Hello Marita. Thank you for your question about these three phrasal verbs: pop in, pop out, pop round. To begin with, in these verbs, ‘pop' means to go somewhere for a short time. The question is - where do you go?

If you pop out, you leave the building that you are in, perhaps your house or office, and go outside, perhaps to do something like post a letter, buy some milk or have lunch. Look at these examples.

I'm just popping out to get some milk. I'll be back in a minute
I'm afraid David's not here at the moment. He's just popped out for lunch. Can I take a message?

Pop in has the opposite meaning. If you pop in somewhere, you go inside a building, or a room. Here are some examples.
Simon, can you pop in to my office to discuss the sales figures?

I'll just pop in to the shop to buy a paper. Wait for me outside.

We often use pop in when we visit someone at home, in a very informal way.

I'll pop in and see you on Saturday. I'll be near your house anyway.

It is in that kind of situation that we often use pop round.
Sarah, why don't you pop round some time for a cup of tea? I haven't seen you in ages.

So, both pop in and pop round are used to talk about visiting someone briefly, usually at their home. Pop out means to leave a building for a short time, and pop in means to go into a building for a short time.

Pop out does have one more meaning. We use it when something moves out of position because it is being pushed or it is under pressure. For example,

The cork unexpectedly popped out of the champagne bottle. The champagne went everywhere!

I hope that has helped you understand the differences between these phrasal verbs.
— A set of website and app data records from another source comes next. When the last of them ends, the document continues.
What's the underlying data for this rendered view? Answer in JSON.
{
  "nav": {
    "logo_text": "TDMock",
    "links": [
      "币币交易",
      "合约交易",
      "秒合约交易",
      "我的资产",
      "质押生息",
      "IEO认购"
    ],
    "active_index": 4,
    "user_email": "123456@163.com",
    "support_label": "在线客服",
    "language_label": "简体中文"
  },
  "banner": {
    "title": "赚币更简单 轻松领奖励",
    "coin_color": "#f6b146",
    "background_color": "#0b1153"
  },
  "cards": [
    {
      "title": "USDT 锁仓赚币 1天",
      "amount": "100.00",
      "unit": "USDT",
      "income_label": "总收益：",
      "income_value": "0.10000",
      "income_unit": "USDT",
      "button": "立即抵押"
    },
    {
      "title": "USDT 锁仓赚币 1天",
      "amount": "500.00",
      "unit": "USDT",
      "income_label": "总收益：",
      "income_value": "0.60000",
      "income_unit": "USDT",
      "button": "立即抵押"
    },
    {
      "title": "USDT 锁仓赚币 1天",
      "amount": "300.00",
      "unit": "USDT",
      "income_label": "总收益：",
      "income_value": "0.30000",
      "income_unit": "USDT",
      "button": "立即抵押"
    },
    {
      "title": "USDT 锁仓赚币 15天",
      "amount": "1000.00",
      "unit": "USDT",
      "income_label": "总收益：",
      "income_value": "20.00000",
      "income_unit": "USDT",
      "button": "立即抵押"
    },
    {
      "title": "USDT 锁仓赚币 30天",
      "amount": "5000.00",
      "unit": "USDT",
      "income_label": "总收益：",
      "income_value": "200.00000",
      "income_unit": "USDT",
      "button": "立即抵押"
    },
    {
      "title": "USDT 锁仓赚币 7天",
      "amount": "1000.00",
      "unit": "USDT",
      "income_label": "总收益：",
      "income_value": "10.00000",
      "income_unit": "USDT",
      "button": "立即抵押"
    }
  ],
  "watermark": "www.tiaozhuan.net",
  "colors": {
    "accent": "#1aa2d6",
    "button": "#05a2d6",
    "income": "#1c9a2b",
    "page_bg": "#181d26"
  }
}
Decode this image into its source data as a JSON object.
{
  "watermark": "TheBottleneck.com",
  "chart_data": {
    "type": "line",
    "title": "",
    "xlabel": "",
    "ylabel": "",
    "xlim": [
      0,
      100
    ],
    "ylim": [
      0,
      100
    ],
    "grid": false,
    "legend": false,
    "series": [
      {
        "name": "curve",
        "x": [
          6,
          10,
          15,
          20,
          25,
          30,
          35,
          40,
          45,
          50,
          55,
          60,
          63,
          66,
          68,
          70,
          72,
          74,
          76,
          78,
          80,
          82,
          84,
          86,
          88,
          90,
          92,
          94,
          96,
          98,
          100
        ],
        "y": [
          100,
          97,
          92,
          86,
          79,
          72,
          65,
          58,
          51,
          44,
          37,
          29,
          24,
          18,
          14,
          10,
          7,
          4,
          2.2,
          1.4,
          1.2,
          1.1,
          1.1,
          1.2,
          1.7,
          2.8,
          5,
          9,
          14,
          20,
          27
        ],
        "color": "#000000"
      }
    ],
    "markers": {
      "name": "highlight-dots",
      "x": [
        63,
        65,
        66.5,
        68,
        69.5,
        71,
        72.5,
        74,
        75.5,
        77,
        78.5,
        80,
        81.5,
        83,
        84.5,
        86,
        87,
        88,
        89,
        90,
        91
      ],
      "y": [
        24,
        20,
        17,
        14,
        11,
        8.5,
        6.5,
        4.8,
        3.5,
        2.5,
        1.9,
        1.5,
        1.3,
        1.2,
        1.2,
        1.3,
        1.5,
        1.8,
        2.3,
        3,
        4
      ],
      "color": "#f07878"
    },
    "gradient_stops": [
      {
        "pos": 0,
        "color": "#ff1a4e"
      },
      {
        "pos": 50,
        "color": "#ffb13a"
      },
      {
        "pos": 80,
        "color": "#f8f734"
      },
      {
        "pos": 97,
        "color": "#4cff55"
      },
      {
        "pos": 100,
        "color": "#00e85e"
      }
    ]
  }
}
It's time for me to pop round to my friend's house now for a cup of tea. I need a break after all this work.